** Records for the exercise **
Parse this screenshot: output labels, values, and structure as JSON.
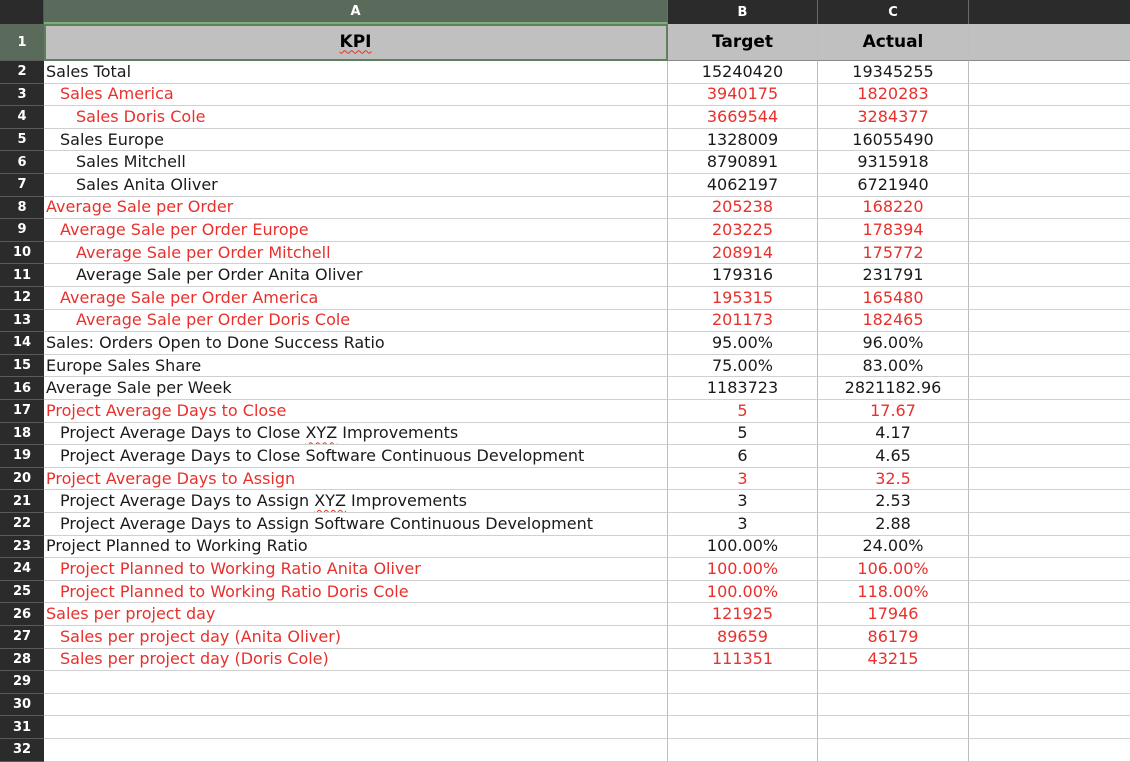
{
  "columns": [
    {
      "letter": "A"
    },
    {
      "letter": "B"
    },
    {
      "letter": "C"
    }
  ],
  "header": {
    "kpi": "KPI",
    "target": "Target",
    "actual": "Actual"
  },
  "rows": [
    {
      "num": "2",
      "kpi": "Sales Total",
      "target": "15240420",
      "actual": "19345255",
      "color": "black",
      "indent": 0
    },
    {
      "num": "3",
      "kpi": "Sales America",
      "target": "3940175",
      "actual": "1820283",
      "color": "red",
      "indent": 1
    },
    {
      "num": "4",
      "kpi": "Sales Doris Cole",
      "target": "3669544",
      "actual": "3284377",
      "color": "red",
      "indent": 2
    },
    {
      "num": "5",
      "kpi": "Sales Europe",
      "target": "1328009",
      "actual": "16055490",
      "color": "black",
      "indent": 1
    },
    {
      "num": "6",
      "kpi": "Sales Mitchell",
      "target": "8790891",
      "actual": "9315918",
      "color": "black",
      "indent": 2
    },
    {
      "num": "7",
      "kpi": "Sales Anita Oliver",
      "target": "4062197",
      "actual": "6721940",
      "color": "black",
      "indent": 2
    },
    {
      "num": "8",
      "kpi": "Average Sale per Order",
      "target": "205238",
      "actual": "168220",
      "color": "red",
      "indent": 0
    },
    {
      "num": "9",
      "kpi": "Average Sale per Order Europe",
      "target": "203225",
      "actual": "178394",
      "color": "red",
      "indent": 1
    },
    {
      "num": "10",
      "kpi": "Average Sale per Order Mitchell",
      "target": "208914",
      "actual": "175772",
      "color": "red",
      "indent": 2
    },
    {
      "num": "11",
      "kpi": "Average Sale per Order Anita Oliver",
      "target": "179316",
      "actual": "231791",
      "color": "black",
      "indent": 2
    },
    {
      "num": "12",
      "kpi": "Average Sale per Order America",
      "target": "195315",
      "actual": "165480",
      "color": "red",
      "indent": 1
    },
    {
      "num": "13",
      "kpi": "Average Sale per Order Doris Cole",
      "target": "201173",
      "actual": "182465",
      "color": "red",
      "indent": 2
    },
    {
      "num": "14",
      "kpi": "Sales: Orders Open to Done Success Ratio",
      "target": "95.00%",
      "actual": "96.00%",
      "color": "black",
      "indent": 0
    },
    {
      "num": "15",
      "kpi": "Europe Sales Share",
      "target": "75.00%",
      "actual": "83.00%",
      "color": "black",
      "indent": 0
    },
    {
      "num": "16",
      "kpi": "Average Sale per Week",
      "target": "1183723",
      "actual": "2821182.96",
      "color": "black",
      "indent": 0
    },
    {
      "num": "17",
      "kpi": "Project Average Days to Close",
      "target": "5",
      "actual": "17.67",
      "color": "red",
      "indent": 0
    },
    {
      "num": "18",
      "kpi_pre": "Project Average Days to Close ",
      "kpi_sq": "XYZ",
      "kpi_post": " Improvements",
      "target": "5",
      "actual": "4.17",
      "color": "black",
      "indent": 1
    },
    {
      "num": "19",
      "kpi": "Project Average Days to Close Software Continuous Development",
      "target": "6",
      "actual": "4.65",
      "color": "black",
      "indent": 1
    },
    {
      "num": "20",
      "kpi": "Project Average Days to Assign",
      "target": "3",
      "actual": "32.5",
      "color": "red",
      "indent": 0
    },
    {
      "num": "21",
      "kpi_pre": "Project Average Days to Assign ",
      "kpi_sq": "XYZ",
      "kpi_post": " Improvements",
      "target": "3",
      "actual": "2.53",
      "color": "black",
      "indent": 1
    },
    {
      "num": "22",
      "kpi": "Project Average Days to Assign Software Continuous Development",
      "target": "3",
      "actual": "2.88",
      "color": "black",
      "indent": 1
    },
    {
      "num": "23",
      "kpi": "Project Planned to Working Ratio",
      "target": "100.00%",
      "actual": "24.00%",
      "color": "black",
      "indent": 0
    },
    {
      "num": "24",
      "kpi": "Project Planned to Working Ratio Anita Oliver",
      "target": "100.00%",
      "actual": "106.00%",
      "color": "red",
      "indent": 1
    },
    {
      "num": "25",
      "kpi": "Project Planned to Working Ratio Doris Cole",
      "target": "100.00%",
      "actual": "118.00%",
      "color": "red",
      "indent": 1
    },
    {
      "num": "26",
      "kpi": "Sales per project day",
      "target": "121925",
      "actual": "17946",
      "color": "red",
      "indent": 0
    },
    {
      "num": "27",
      "kpi": "Sales per project day (Anita Oliver)",
      "target": "89659",
      "actual": "86179",
      "color": "red",
      "indent": 1
    },
    {
      "num": "28",
      "kpi": "Sales per project day (Doris Cole)",
      "target": "111351",
      "actual": "43215",
      "color": "red",
      "indent": 1
    },
    {
      "num": "29",
      "kpi": "",
      "target": "",
      "actual": "",
      "color": "black",
      "indent": 0
    },
    {
      "num": "30",
      "kpi": "",
      "target": "",
      "actual": "",
      "color": "black",
      "indent": 0
    },
    {
      "num": "31",
      "kpi": "",
      "target": "",
      "actual": "",
      "color": "black",
      "indent": 0
    },
    {
      "num": "32",
      "kpi": "",
      "target": "",
      "actual": "",
      "color": "black",
      "indent": 0
    }
  ],
  "header_row_num": "1",
  "colors": {
    "red": "#e8302c",
    "black": "#1a1a1a",
    "header_bg": "#2b2b2b",
    "header_row_bg": "#c0c0c0"
  }
}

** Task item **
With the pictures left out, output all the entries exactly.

** Response **
Parse this screenshot: output labels, values, and structure as JSON.
{
  "columns": [
    {
      "letter": "A"
    },
    {
      "letter": "B"
    },
    {
      "letter": "C"
    }
  ],
  "header": {
    "kpi": "KPI",
    "target": "Target",
    "actual": "Actual"
  },
  "rows": [
    {
      "num": "2",
      "kpi": "Sales Total",
      "target": "15240420",
      "actual": "19345255",
      "color": "black",
      "indent": 0
    },
    {
      "num": "3",
      "kpi": "Sales America",
      "target": "3940175",
      "actual": "1820283",
      "color": "red",
      "indent": 1
    },
    {
      "num": "4",
      "kpi": "Sales Doris Cole",
      "target": "3669544",
      "actual": "3284377",
      "color": "red",
      "indent": 2
    },
    {
      "num": "5",
      "kpi": "Sales Europe",
      "target": "1328009",
      "actual": "16055490",
      "color": "black",
      "indent": 1
    },
    {
      "num": "6",
      "kpi": "Sales Mitchell",
      "target": "8790891",
      "actual": "9315918",
      "color": "black",
      "indent": 2
    },
    {
      "num": "7",
      "kpi": "Sales Anita Oliver",
      "target": "4062197",
      "actual": "6721940",
      "color": "black",
      "indent": 2
    },
    {
      "num": "8",
      "kpi": "Average Sale per Order",
      "target": "205238",
      "actual": "168220",
      "color": "red",
      "indent": 0
    },
    {
      "num": "9",
      "kpi": "Average Sale per Order Europe",
      "target": "203225",
      "actual": "178394",
      "color": "red",
      "indent": 1
    },
    {
      "num": "10",
      "kpi": "Average Sale per Order Mitchell",
      "target": "208914",
      "actual": "175772",
      "color": "red",
      "indent": 2
    },
    {
      "num": "11",
      "kpi": "Average Sale per Order Anita Oliver",
      "target": "179316",
      "actual": "231791",
      "color": "black",
      "indent": 2
    },
    {
      "num": "12",
      "kpi": "Average Sale per Order America",
      "target": "195315",
      "actual": "165480",
      "color": "red",
      "indent": 1
    },
    {
      "num": "13",
      "kpi": "Average Sale per Order Doris Cole",
      "target": "201173",
      "actual": "182465",
      "color": "red",
      "indent": 2
    },
    {
      "num": "14",
      "kpi": "Sales: Orders Open to Done Success Ratio",
      "target": "95.00%",
      "actual": "96.00%",
      "color": "black",
      "indent": 0
    },
    {
      "num": "15",
      "kpi": "Europe Sales Share",
      "target": "75.00%",
      "actual": "83.00%",
      "color": "black",
      "indent": 0
    },
    {
      "num": "16",
      "kpi": "Average Sale per Week",
      "target": "1183723",
      "actual": "2821182.96",
      "color": "black",
      "indent": 0
    },
    {
      "num": "17",
      "kpi": "Project Average Days to Close",
      "target": "5",
      "actual": "17.67",
      "color": "red",
      "indent": 0
    },
    {
      "num": "18",
      "kpi_pre": "Project Average Days to Close ",
      "kpi_sq": "XYZ",
      "kpi_post": " Improvements",
      "target": "5",
      "actual": "4.17",
      "color": "black",
      "indent": 1
    },
    {
      "num": "19",
      "kpi": "Project Average Days to Close Software Continuous Development",
      "target": "6",
      "actual": "4.65",
      "color": "black",
      "indent": 1
    },
    {
      "num": "20",
      "kpi": "Project Average Days to Assign",
      "target": "3",
      "actual": "32.5",
      "color": "red",
      "indent": 0
    },
    {
      "num": "21",
      "kpi_pre": "Project Average Days to Assign ",
      "kpi_sq": "XYZ",
      "kpi_post": " Improvements",
      "target": "3",
      "actual": "2.53",
      "color": "black",
      "indent": 1
    },
    {
      "num": "22",
      "kpi": "Project Average Days to Assign Software Continuous Development",
      "target": "3",
      "actual": "2.88",
      "color": "black",
      "indent": 1
    },
    {
      "num": "23",
      "kpi": "Project Planned to Working Ratio",
      "target": "100.00%",
      "actual": "24.00%",
      "color": "black",
      "indent": 0
    },
    {
      "num": "24",
      "kpi": "Project Planned to Working Ratio Anita Oliver",
      "target": "100.00%",
      "actual": "106.00%",
      "color": "red",
      "indent": 1
    },
    {
      "num": "25",
      "kpi": "Project Planned to Working Ratio Doris Cole",
      "target": "100.00%",
      "actual": "118.00%",
      "color": "red",
      "indent": 1
    },
    {
      "num": "26",
      "kpi": "Sales per project day",
      "target": "121925",
      "actual": "17946",
      "color": "red",
      "indent": 0
    },
    {
      "num": "27",
      "kpi": "Sales per project day (Anita Oliver)",
      "target": "89659",
      "actual": "86179",
      "color": "red",
      "indent": 1
    },
    {
      "num": "28",
      "kpi": "Sales per project day (Doris Cole)",
      "target": "111351",
      "actual": "43215",
      "color": "red",
      "indent": 1
    },
    {
      "num": "29",
      "kpi": "",
      "target": "",
      "actual": "",
      "color": "black",
      "indent": 0
    },
    {
      "num": "30",
      "kpi": "",
      "target": "",
      "actual": "",
      "color": "black",
      "indent": 0
    },
    {
      "num": "31",
      "kpi": "",
      "target": "",
      "actual": "",
      "color": "black",
      "indent": 0
    },
    {
      "num": "32",
      "kpi": "",
      "target": "",
      "actual": "",
      "color": "black",
      "indent": 0
    }
  ],
  "header_row_num": "1",
  "colors": {
    "red": "#e8302c",
    "black": "#1a1a1a",
    "header_bg": "#2b2b2b",
    "header_row_bg": "#c0c0c0"
  }
}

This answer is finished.